§ What the exercise asks:
Read the records beneath this task and copy every line that contains the string "bubble".

§ Page and application data records:
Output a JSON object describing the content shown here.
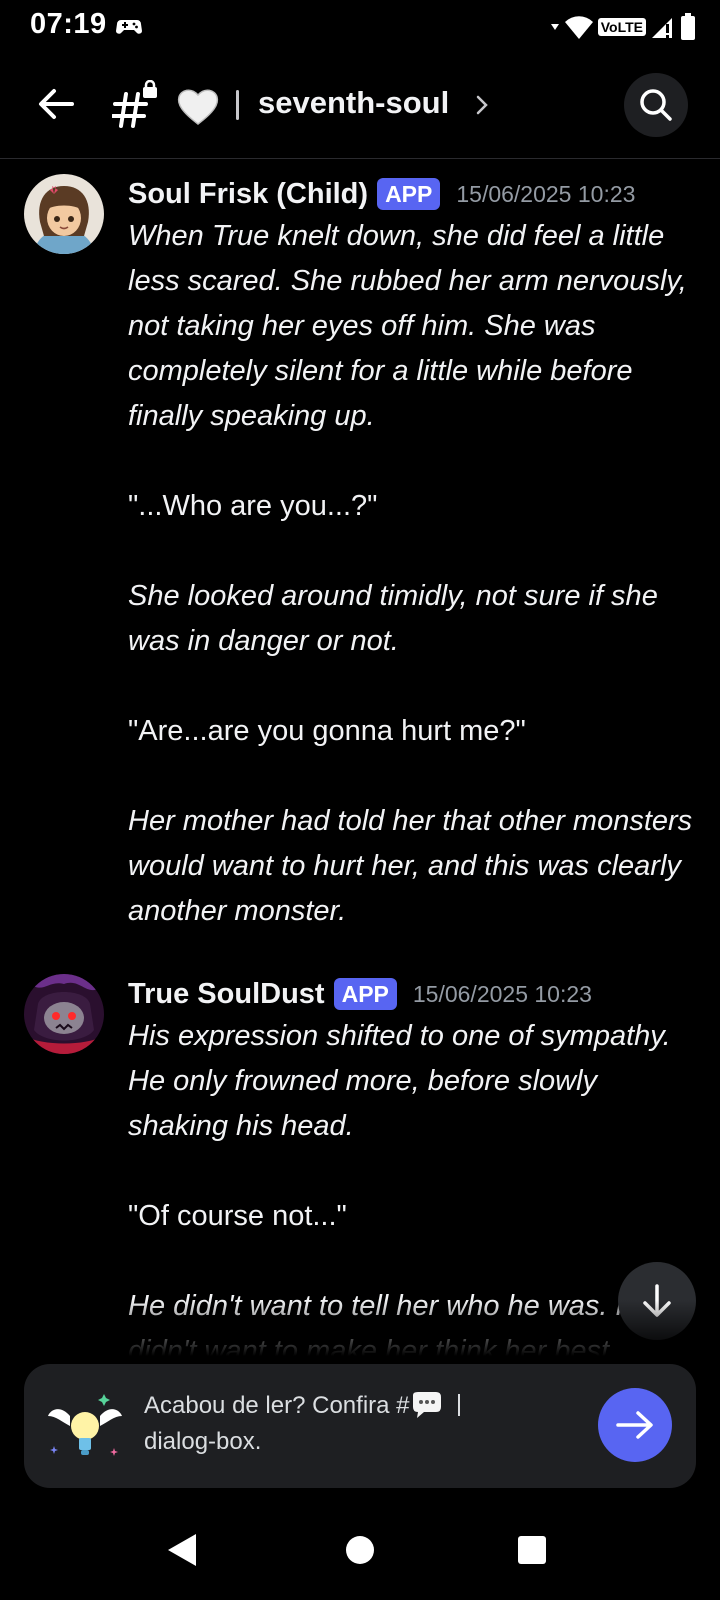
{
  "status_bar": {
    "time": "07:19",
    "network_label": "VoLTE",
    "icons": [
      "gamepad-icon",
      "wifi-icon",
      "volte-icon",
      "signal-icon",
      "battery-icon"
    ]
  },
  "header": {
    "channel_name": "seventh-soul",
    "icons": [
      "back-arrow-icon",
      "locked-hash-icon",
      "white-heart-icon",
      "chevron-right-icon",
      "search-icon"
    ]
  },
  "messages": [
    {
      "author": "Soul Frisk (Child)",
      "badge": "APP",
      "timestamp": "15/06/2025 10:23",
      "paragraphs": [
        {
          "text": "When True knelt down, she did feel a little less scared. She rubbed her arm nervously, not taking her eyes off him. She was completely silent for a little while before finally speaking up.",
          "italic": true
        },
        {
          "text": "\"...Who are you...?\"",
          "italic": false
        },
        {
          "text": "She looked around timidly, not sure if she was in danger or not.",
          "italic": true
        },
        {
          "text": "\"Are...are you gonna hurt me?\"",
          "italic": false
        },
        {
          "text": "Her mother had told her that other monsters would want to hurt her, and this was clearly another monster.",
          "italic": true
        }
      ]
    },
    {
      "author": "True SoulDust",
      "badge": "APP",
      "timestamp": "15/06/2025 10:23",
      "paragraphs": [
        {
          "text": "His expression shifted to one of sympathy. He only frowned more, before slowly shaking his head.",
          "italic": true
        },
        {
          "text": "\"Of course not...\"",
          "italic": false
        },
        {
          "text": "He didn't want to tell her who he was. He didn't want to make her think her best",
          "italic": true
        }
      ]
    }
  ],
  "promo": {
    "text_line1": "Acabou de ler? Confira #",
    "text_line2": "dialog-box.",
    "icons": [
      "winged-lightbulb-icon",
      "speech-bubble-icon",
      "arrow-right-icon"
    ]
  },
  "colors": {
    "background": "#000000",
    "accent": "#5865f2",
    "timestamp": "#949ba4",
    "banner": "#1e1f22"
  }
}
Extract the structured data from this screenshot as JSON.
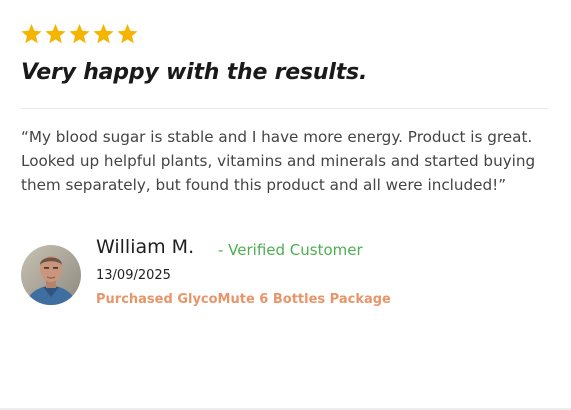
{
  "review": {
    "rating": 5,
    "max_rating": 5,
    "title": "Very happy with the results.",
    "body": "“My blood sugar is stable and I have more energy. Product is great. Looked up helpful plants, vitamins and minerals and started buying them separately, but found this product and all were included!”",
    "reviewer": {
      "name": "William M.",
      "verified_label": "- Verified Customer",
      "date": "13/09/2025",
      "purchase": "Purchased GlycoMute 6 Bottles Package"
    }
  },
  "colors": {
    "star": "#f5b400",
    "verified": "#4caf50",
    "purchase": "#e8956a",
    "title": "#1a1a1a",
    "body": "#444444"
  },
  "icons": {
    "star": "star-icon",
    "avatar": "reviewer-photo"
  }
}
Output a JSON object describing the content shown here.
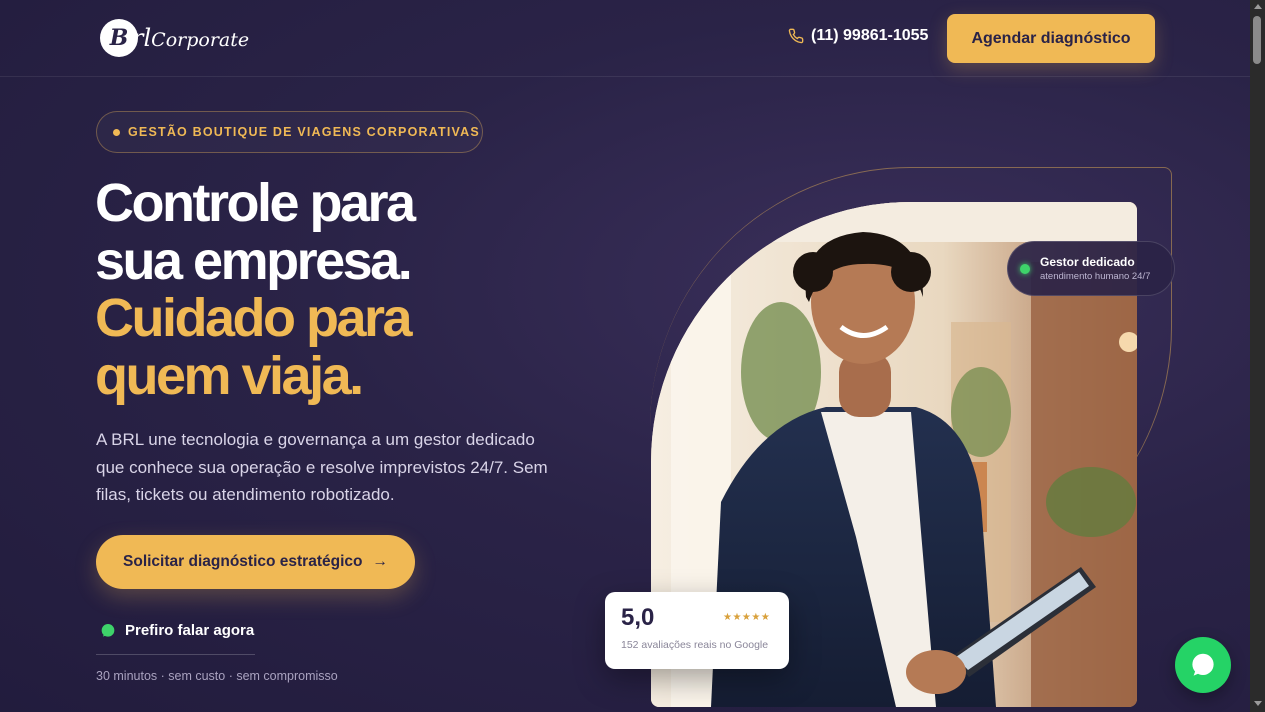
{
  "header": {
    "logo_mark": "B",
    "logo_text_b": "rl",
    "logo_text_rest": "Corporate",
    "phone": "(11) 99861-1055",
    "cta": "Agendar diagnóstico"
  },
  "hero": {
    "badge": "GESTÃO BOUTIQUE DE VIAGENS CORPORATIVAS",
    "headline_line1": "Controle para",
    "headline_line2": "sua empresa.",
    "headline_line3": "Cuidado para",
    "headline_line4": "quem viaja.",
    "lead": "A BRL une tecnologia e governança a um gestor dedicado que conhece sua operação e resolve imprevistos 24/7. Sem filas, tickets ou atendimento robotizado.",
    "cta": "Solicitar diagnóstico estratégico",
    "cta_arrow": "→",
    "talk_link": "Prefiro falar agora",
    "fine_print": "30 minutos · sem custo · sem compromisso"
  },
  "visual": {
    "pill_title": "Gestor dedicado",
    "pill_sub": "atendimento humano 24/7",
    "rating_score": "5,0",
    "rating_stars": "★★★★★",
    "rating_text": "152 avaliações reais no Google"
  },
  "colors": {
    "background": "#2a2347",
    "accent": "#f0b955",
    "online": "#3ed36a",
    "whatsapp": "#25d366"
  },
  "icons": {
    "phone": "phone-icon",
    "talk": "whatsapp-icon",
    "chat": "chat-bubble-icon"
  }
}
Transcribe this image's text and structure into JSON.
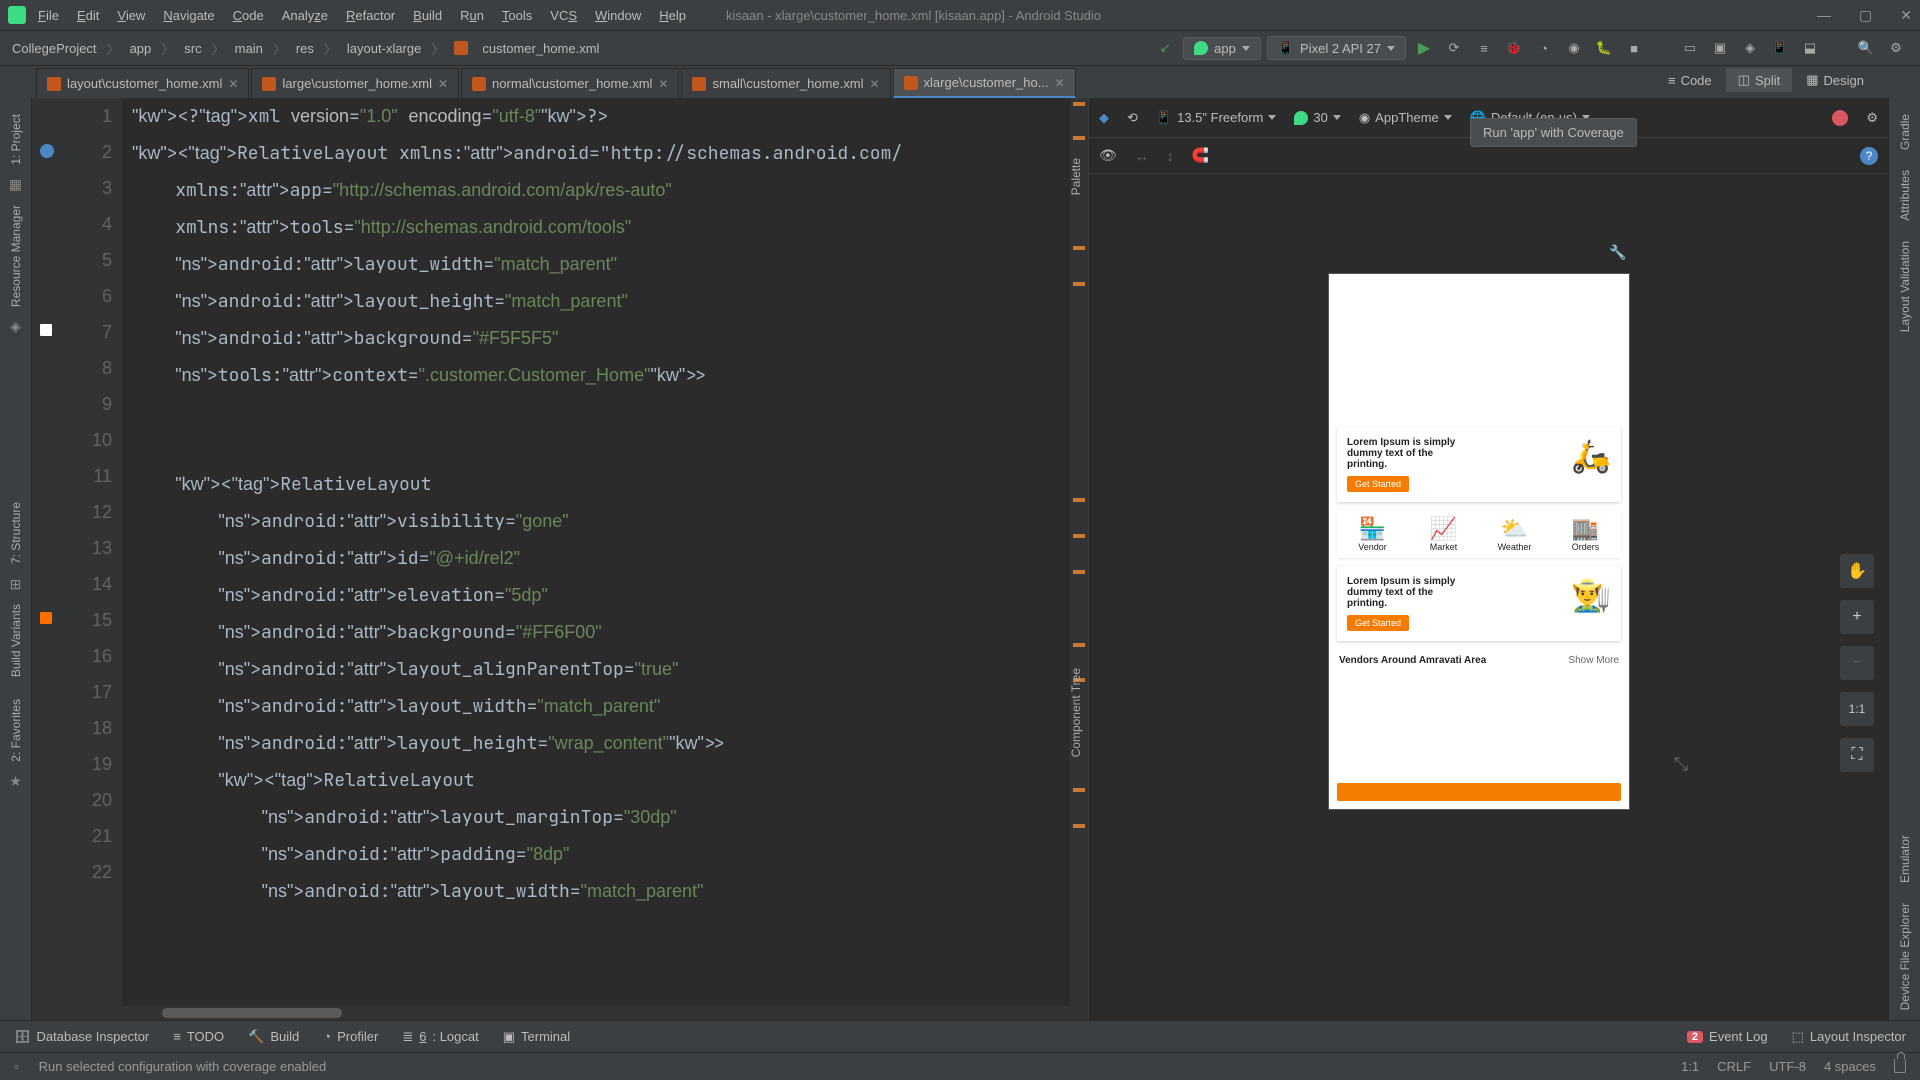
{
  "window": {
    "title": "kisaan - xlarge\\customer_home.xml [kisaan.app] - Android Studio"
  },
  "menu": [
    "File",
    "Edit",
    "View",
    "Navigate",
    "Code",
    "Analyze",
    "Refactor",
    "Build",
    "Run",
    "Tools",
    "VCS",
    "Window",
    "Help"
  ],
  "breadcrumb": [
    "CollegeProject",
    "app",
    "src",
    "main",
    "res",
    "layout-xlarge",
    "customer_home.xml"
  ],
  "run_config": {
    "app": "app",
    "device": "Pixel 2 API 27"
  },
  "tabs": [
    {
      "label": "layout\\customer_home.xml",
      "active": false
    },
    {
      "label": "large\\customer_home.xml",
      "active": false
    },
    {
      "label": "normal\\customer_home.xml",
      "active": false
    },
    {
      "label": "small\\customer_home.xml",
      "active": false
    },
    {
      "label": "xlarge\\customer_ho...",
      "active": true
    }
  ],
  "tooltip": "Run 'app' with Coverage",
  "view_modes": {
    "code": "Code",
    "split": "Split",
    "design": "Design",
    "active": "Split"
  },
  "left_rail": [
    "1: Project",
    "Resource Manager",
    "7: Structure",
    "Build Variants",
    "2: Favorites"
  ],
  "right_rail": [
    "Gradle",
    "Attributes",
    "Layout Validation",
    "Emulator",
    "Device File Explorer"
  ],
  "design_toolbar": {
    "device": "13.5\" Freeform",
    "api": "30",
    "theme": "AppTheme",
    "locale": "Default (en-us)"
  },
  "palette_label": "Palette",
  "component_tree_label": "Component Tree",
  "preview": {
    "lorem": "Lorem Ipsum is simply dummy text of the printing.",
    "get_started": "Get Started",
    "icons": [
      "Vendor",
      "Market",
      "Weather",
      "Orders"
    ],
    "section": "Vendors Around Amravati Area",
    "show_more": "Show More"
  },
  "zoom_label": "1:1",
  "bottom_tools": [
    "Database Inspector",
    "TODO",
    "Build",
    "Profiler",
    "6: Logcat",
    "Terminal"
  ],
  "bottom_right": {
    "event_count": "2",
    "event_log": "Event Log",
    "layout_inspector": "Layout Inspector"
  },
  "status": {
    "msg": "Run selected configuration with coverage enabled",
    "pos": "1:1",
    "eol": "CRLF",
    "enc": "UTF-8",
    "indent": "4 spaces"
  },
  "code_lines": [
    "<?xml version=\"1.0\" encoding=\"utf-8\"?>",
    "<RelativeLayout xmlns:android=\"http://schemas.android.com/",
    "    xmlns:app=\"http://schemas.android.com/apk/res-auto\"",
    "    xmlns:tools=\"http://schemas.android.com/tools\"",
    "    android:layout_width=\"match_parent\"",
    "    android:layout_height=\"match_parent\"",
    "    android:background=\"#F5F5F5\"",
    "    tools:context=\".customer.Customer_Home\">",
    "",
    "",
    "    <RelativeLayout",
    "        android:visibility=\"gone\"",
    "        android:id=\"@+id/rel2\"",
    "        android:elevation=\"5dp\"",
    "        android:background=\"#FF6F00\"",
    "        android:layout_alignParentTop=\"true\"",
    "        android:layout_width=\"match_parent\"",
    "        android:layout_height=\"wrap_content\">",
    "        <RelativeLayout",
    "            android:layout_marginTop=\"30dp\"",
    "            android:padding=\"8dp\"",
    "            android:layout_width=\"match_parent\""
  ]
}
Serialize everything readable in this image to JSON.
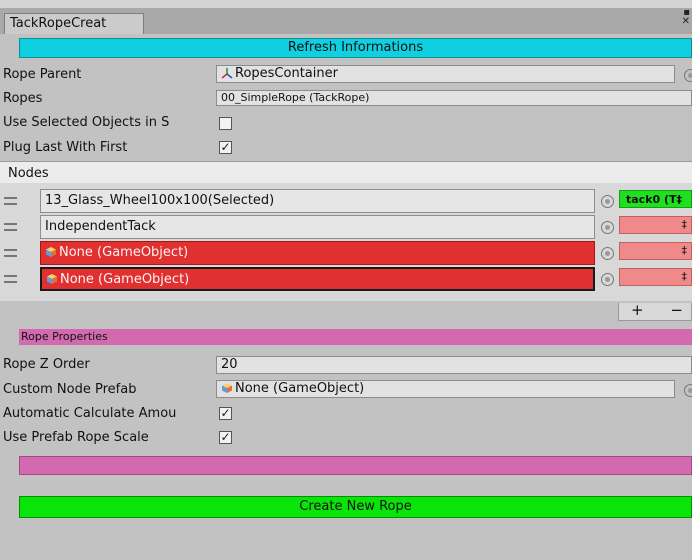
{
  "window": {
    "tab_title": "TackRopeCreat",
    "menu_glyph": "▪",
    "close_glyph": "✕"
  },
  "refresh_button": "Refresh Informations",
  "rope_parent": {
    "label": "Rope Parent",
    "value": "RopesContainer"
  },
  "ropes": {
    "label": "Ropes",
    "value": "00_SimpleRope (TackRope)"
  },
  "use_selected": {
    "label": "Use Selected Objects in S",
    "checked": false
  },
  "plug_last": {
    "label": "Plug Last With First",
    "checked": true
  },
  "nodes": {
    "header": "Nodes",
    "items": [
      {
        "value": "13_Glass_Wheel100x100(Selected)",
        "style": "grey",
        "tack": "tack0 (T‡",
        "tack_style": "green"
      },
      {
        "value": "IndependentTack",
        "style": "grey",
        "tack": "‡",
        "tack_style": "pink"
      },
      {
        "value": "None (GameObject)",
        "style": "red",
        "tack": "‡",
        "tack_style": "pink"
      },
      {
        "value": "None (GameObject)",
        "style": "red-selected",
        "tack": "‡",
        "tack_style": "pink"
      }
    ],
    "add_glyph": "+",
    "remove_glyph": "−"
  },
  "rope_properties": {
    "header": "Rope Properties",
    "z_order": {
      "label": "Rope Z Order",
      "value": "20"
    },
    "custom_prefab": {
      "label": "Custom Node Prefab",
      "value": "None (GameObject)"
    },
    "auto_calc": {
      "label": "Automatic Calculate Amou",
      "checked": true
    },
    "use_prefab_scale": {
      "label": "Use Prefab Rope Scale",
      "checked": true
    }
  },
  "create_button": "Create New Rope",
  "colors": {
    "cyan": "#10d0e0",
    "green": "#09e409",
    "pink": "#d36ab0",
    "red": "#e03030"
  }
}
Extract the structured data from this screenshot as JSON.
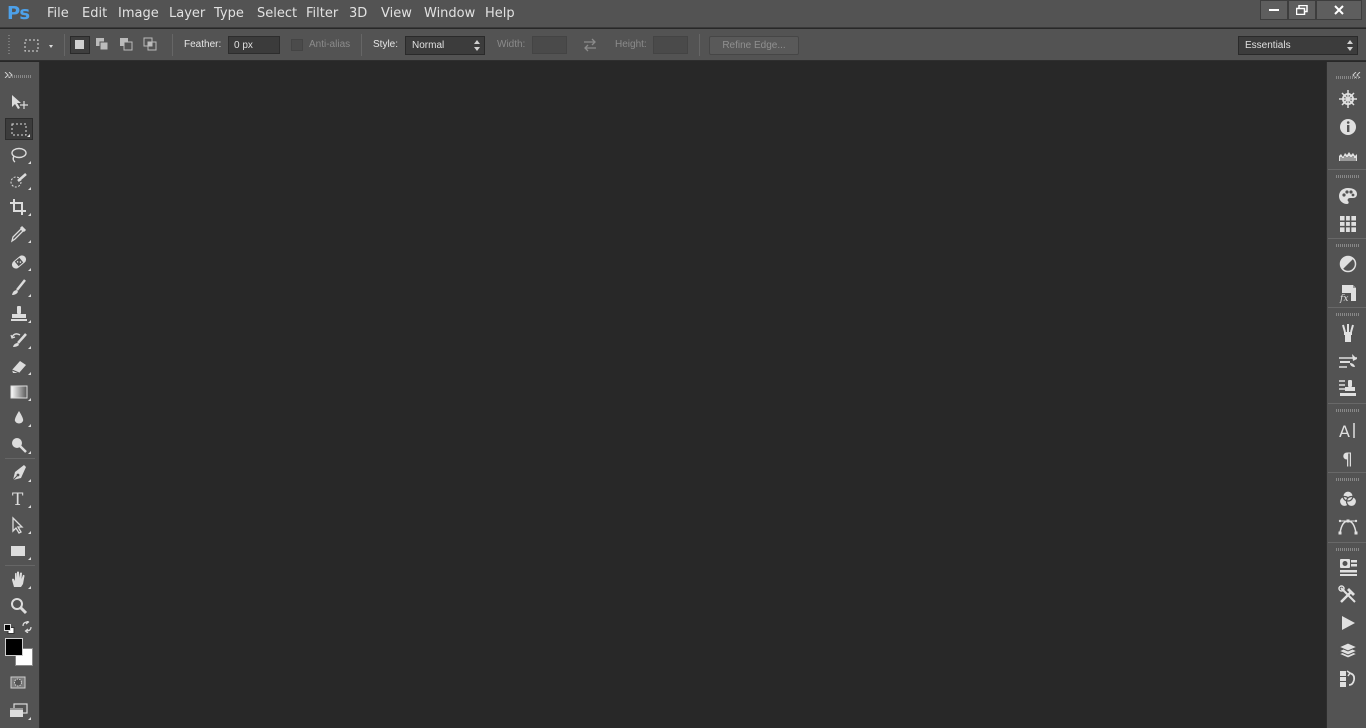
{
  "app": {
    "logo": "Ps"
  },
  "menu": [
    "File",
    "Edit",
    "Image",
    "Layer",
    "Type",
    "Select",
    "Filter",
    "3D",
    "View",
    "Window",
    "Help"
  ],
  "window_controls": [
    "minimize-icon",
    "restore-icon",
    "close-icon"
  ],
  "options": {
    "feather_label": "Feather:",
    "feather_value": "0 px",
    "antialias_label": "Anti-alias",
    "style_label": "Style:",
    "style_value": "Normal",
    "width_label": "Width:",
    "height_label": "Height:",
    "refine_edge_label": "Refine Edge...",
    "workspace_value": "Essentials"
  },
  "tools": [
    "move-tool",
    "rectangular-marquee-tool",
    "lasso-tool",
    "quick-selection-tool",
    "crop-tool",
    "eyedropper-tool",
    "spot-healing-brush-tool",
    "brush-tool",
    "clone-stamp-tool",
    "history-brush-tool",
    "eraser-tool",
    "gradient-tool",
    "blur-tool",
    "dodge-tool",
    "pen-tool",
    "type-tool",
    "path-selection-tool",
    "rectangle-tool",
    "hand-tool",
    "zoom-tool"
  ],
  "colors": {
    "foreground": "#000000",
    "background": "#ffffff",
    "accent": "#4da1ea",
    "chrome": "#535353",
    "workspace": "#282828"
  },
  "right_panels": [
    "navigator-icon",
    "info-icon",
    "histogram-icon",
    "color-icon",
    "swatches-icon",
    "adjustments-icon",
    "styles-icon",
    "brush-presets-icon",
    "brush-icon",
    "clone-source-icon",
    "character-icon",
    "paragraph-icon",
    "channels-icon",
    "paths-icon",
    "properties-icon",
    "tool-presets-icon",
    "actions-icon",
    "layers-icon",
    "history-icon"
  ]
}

§ Answer to this problem:
      "speech-bubble-icon",
    "chat": "chat-bubble-icon"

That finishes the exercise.